Not only will you be unable to put this down, you’ll have to be careful to remember to breathe while reading this unforgettable debut novel written entirely in free verse. By age 10, Matt Pin has already had a harrowing life as a child of war. As one of the first groups of children airlifted out of an imploding Vietnam, Matt begins life anew on the other side of the world with a welcoming mother, father, and little brother. He remains haunted by memories of his birthmother and little brother, even while he refuses to intone the name of his abandoning American birthfather.
Although young Matt left death behind, he cannot escape the relentless nightmares. He fears his new family, as gentle and loving as they are, will send him back if they ever found out what really happened in Vietnam. When he makes the baseball team at school, he is bullied by a teammate who lost his older brother to war: “My brother died / because of you.” He finds solace in the music he begins to play, lessons given by a gentle Vietnam vet named Jeff. When Matt finally finds the courage to tell his own story, he not only begins to heal himself, but the many survivors of a senseless war who have come home to broken lives: “She gave her child to a bunch / of American soldiers … / Jeff emphasizes the first syllable / in soldier / as if it were souldiers, / … so we must have done / something good.”
Surely this actual book – its amazingly smooth pages that literally provide tactile comfort with each haunting page, the bass clef (which looks like half a heart in memory of the missing beloved family Matt left behind) that announces each section, and blank staff lines (waiting to be filled with the music of his new life) that mark their pause – is also one of the best examples of why Kindles and other such techno-gadgets can’t ever replace real life books.
And yes, I do have one, only because it was a generous gift to Luddite me. Yes, it sat on my shelves for nine months until I found out I could read manuscripts that people seem to want to send me because my old eyeballs just can’t read off a computer anymore and I feel too guilty printing out massive reams of sacrificed trees. But you’ll have to pry that final book out of my gnarled hands when they finally put me away for good.
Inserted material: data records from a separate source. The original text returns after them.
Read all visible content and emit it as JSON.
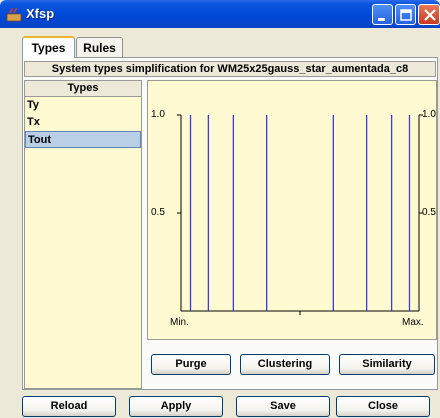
{
  "window": {
    "title": "Xfsp"
  },
  "tabs": [
    {
      "label": "Types",
      "active": true
    },
    {
      "label": "Rules",
      "active": false
    }
  ],
  "subtitle": "System types simplification for WM25x25gauss_star_aumentada_c8",
  "types_panel": {
    "header": "Types",
    "items": [
      {
        "label": "Ty",
        "selected": false
      },
      {
        "label": "Tx",
        "selected": false
      },
      {
        "label": "Tout",
        "selected": true
      }
    ]
  },
  "plot": {
    "y_ticks": [
      "1.0",
      "0.5"
    ],
    "x_min_label": "Min.",
    "x_max_label": "Max.",
    "line_color": "#3b3bd8",
    "membership_positions": [
      0.04,
      0.115,
      0.22,
      0.36,
      0.64,
      0.78,
      0.885,
      0.96
    ]
  },
  "panel_buttons": {
    "purge": "Purge",
    "clustering": "Clustering",
    "similarity": "Similarity"
  },
  "footer_buttons": {
    "reload": "Reload",
    "apply": "Apply",
    "save": "Save",
    "close": "Close"
  }
}
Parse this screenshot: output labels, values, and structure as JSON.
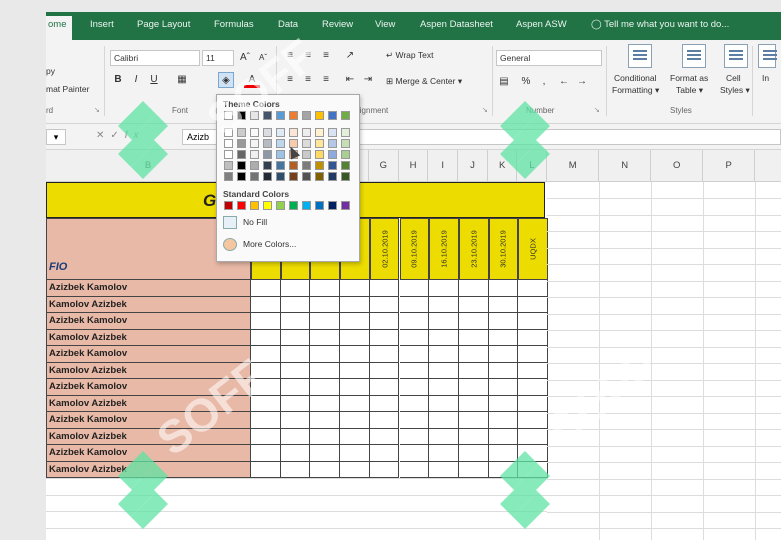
{
  "ribbon_tabs": [
    "ome",
    "Insert",
    "Page Layout",
    "Formulas",
    "Data",
    "Review",
    "View",
    "Aspen Datasheet",
    "Aspen ASW"
  ],
  "tell_me": "Tell me what you want to do...",
  "home": {
    "clipboard": {
      "copy": "py",
      "format_painter": "mat Painter",
      "group": "rd"
    },
    "font": {
      "name": "Calibri",
      "size": "11",
      "group": "Font"
    },
    "alignment": {
      "wrap_text": "Wrap Text",
      "merge_center": "Merge & Center",
      "group": "lignment"
    },
    "number": {
      "format": "General",
      "group": "Number"
    },
    "styles": {
      "conditional": [
        "Conditional",
        "Formatting"
      ],
      "format_table": [
        "Format as",
        "Table"
      ],
      "cell": [
        "Cell",
        "Styles"
      ],
      "group": "Styles"
    },
    "insert_partial": "In"
  },
  "formula_bar": {
    "name_box": "",
    "value": "Azizb"
  },
  "columns": [
    "B",
    "G",
    "H",
    "I",
    "J",
    "K",
    "L",
    "M",
    "N",
    "O",
    "P"
  ],
  "sheet": {
    "title": "G",
    "fio_label": "FIO",
    "dates": [
      "02.10.2019",
      "09.10.2019",
      "16.10.2019",
      "23.10.2019",
      "30.10.2019",
      "UQDX"
    ],
    "names": [
      "Azizbek Kamolov",
      "Kamolov Azizbek",
      "Azizbek Kamolov",
      "Kamolov Azizbek",
      "Azizbek Kamolov",
      "Kamolov Azizbek",
      "Azizbek Kamolov",
      "Kamolov Azizbek",
      "Azizbek Kamolov",
      "Kamolov Azizbek",
      "Azizbek Kamolov",
      "Kamolov Azizbek"
    ]
  },
  "fill_color_popup": {
    "theme_title": "Theme Colors",
    "standard_title": "Standard Colors",
    "no_fill": "No Fill",
    "more_colors": "More Colors...",
    "theme_row": [
      "#ffffff",
      "#000000",
      "#e7e6e6",
      "#44546a",
      "#5b9bd5",
      "#ed7d31",
      "#a5a5a5",
      "#ffc000",
      "#4472c4",
      "#70ad47"
    ],
    "standard_row": [
      "#c00000",
      "#ff0000",
      "#ffc000",
      "#ffff00",
      "#92d050",
      "#00b050",
      "#00b0f0",
      "#0070c0",
      "#002060",
      "#7030a0"
    ]
  },
  "watermark": "SOFF",
  "colors": {
    "excel_green": "#217346",
    "header_yellow": "#ecdc00",
    "name_fill": "#e8b9a6",
    "fio_blue": "#1b3d7a",
    "watermark_green": "#5fe3a3"
  }
}
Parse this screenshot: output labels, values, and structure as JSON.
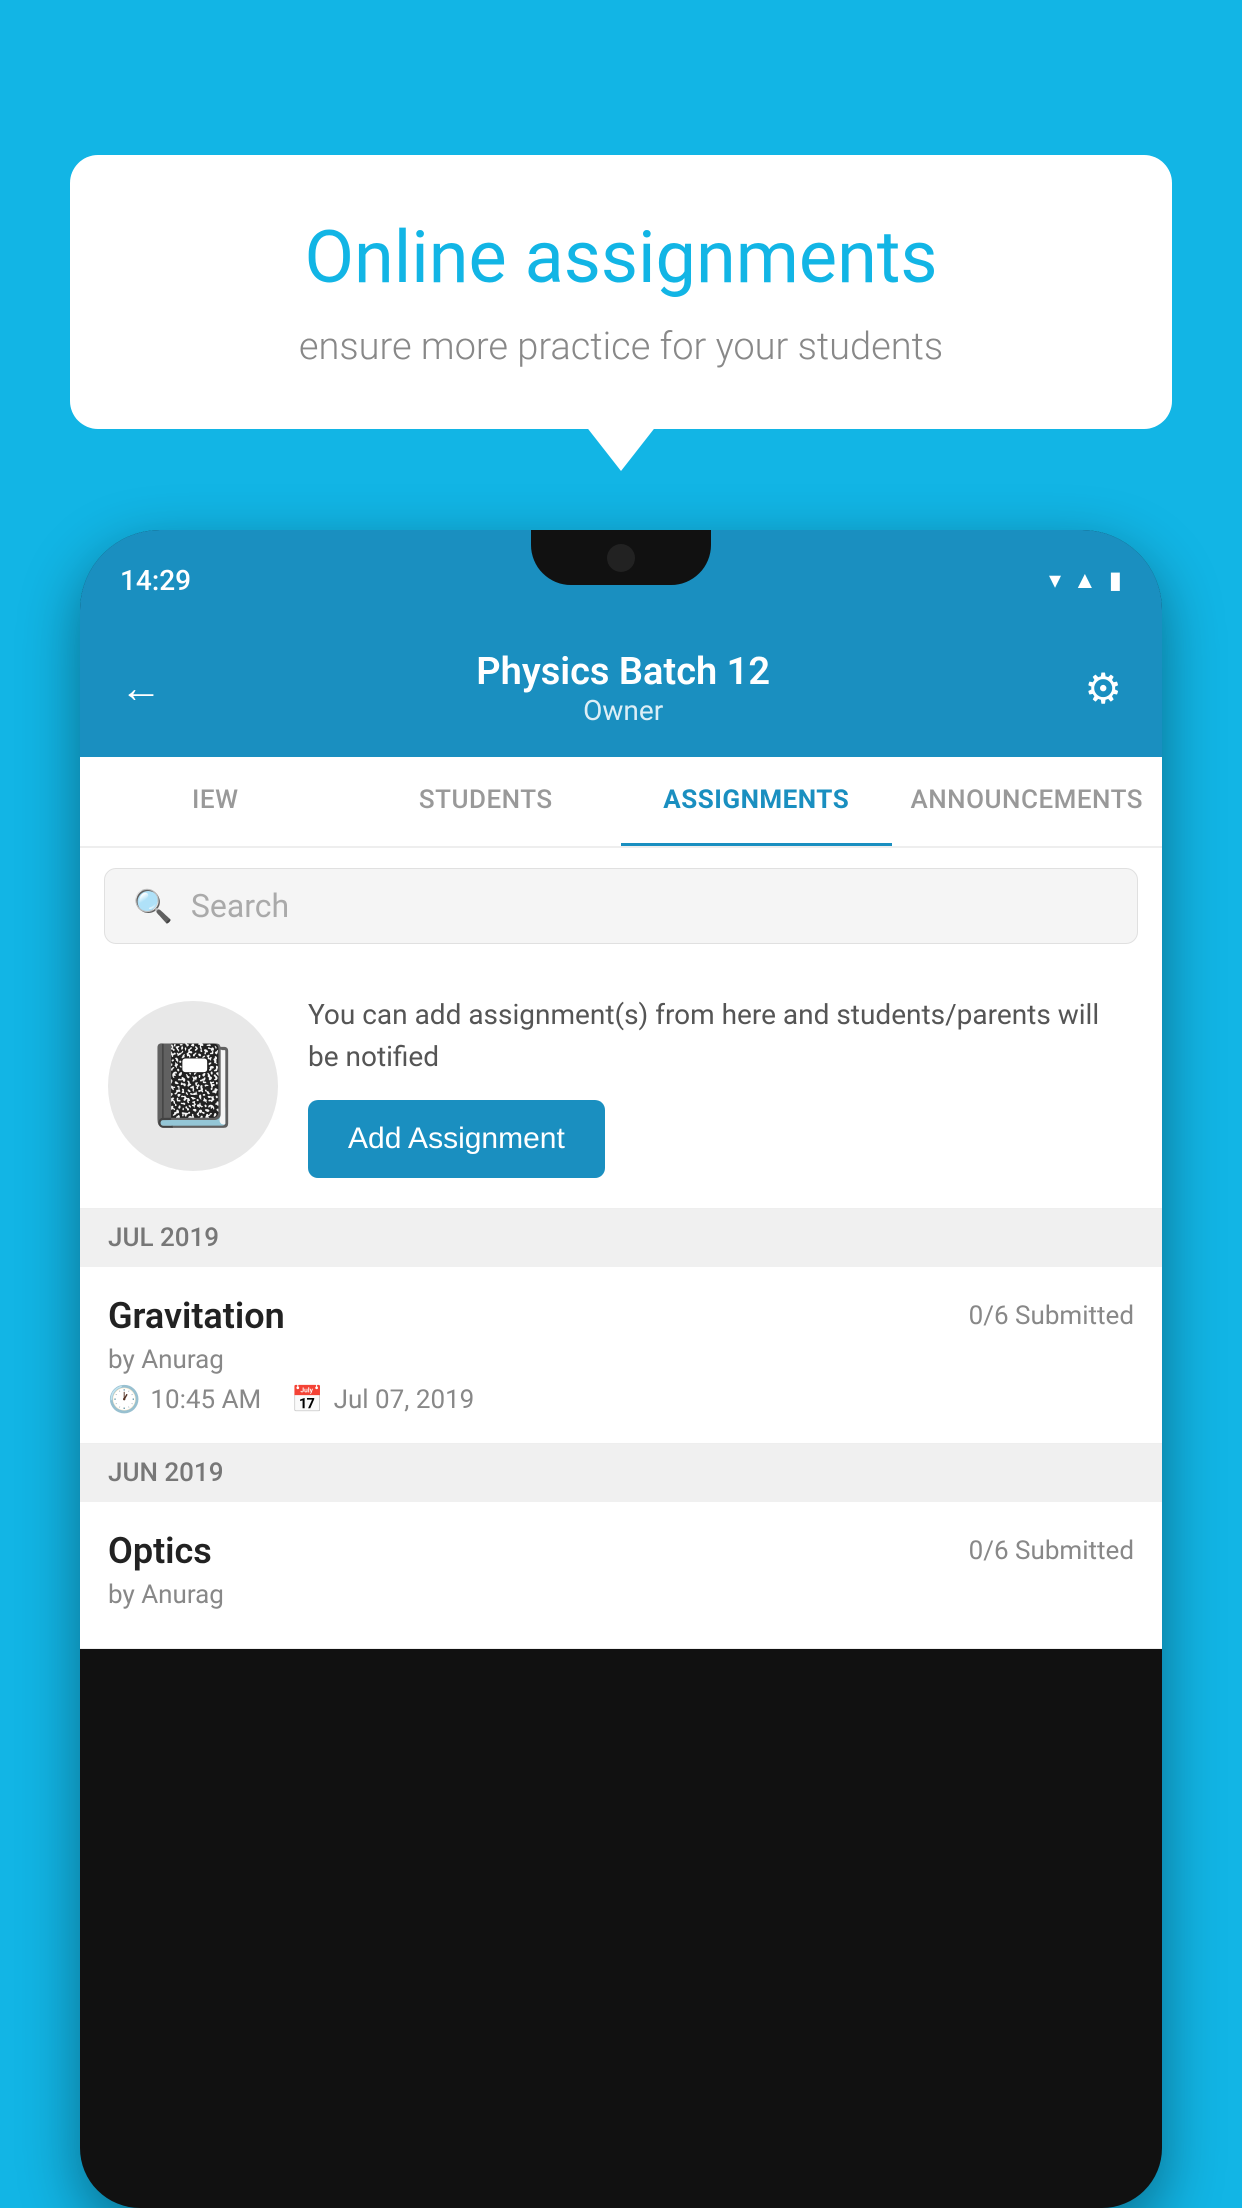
{
  "background_color": "#12b5e5",
  "speech_bubble": {
    "title": "Online assignments",
    "subtitle": "ensure more practice for your students"
  },
  "status_bar": {
    "time": "14:29",
    "icons": [
      "wifi",
      "signal",
      "battery"
    ]
  },
  "header": {
    "title": "Physics Batch 12",
    "subtitle": "Owner"
  },
  "tabs": [
    {
      "label": "IEW",
      "active": false
    },
    {
      "label": "STUDENTS",
      "active": false
    },
    {
      "label": "ASSIGNMENTS",
      "active": true
    },
    {
      "label": "ANNOUNCEMENTS",
      "active": false
    }
  ],
  "search": {
    "placeholder": "Search"
  },
  "info_card": {
    "description": "You can add assignment(s) from here and students/parents will be notified",
    "button_label": "Add Assignment"
  },
  "sections": [
    {
      "header": "JUL 2019",
      "assignments": [
        {
          "name": "Gravitation",
          "submitted": "0/6 Submitted",
          "author": "by Anurag",
          "time": "10:45 AM",
          "date": "Jul 07, 2019"
        }
      ]
    },
    {
      "header": "JUN 2019",
      "assignments": [
        {
          "name": "Optics",
          "submitted": "0/6 Submitted",
          "author": "by Anurag",
          "time": "",
          "date": ""
        }
      ]
    }
  ]
}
For now, no Kindle-version of this book is available … it’s a sign! You’ll have to read the actual phenomenal book.
Readers: Middle Grade, Young Adult, Adult